◆ Data for this exercise ◆
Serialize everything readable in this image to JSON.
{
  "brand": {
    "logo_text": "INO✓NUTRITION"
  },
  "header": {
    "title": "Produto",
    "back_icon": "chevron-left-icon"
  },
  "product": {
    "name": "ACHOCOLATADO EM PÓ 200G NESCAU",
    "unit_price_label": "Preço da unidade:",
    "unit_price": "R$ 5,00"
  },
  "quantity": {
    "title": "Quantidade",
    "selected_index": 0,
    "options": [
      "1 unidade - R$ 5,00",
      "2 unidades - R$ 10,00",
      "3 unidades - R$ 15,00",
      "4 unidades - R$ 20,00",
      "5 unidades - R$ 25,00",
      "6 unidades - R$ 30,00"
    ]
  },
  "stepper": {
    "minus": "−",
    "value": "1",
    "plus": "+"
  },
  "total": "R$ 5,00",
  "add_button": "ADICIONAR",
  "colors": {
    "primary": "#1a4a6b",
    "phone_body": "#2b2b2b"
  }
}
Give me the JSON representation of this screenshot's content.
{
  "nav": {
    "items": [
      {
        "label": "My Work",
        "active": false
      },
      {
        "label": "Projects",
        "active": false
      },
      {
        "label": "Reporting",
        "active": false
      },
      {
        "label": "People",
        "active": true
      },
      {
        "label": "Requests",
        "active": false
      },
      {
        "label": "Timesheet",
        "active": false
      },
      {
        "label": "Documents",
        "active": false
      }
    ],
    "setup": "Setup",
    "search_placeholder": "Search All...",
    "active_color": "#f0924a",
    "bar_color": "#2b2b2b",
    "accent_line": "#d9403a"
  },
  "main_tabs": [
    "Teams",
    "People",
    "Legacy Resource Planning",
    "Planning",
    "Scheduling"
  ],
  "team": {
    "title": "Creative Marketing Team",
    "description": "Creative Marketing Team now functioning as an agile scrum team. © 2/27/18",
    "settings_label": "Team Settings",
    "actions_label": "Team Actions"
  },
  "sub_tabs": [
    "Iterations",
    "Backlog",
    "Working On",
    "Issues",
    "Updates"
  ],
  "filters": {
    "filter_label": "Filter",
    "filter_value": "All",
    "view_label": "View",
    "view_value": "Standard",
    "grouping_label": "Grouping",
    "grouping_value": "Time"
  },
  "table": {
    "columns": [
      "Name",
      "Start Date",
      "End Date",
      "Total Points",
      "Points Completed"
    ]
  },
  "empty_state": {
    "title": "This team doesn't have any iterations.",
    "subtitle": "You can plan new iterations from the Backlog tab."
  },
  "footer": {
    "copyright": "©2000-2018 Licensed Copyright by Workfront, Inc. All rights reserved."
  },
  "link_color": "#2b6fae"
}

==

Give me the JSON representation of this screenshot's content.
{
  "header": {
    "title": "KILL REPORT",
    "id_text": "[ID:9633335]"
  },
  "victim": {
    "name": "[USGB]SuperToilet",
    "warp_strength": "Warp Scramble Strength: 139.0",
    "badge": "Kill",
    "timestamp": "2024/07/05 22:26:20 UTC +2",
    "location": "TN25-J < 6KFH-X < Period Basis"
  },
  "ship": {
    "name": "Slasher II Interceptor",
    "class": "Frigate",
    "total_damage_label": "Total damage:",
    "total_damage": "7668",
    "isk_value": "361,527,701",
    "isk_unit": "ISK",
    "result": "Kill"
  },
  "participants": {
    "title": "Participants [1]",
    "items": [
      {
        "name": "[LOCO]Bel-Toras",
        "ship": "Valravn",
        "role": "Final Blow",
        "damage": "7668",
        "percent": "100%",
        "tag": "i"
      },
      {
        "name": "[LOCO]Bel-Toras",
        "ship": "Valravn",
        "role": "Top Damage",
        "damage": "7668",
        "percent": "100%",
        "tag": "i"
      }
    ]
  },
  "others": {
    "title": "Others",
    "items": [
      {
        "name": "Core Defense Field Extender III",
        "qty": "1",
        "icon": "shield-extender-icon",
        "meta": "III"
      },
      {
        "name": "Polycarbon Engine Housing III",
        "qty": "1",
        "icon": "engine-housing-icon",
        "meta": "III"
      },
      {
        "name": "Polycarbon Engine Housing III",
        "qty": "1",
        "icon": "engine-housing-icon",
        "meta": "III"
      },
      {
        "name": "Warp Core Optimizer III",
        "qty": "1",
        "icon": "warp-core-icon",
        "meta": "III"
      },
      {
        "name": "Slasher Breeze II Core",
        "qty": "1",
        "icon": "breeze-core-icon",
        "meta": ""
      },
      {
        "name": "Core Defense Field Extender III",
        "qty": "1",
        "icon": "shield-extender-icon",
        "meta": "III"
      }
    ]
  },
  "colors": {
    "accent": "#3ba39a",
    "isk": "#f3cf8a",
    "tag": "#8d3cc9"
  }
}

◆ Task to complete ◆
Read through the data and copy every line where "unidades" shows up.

◆ Result ◆
      "2 unidades - R$ 10,00",
      "3 unidades - R$ 15,00",
      "4 unidades - R$ 20,00",
      "5 unidades - R$ 25,00",
      "6 unidades - R$ 30,00"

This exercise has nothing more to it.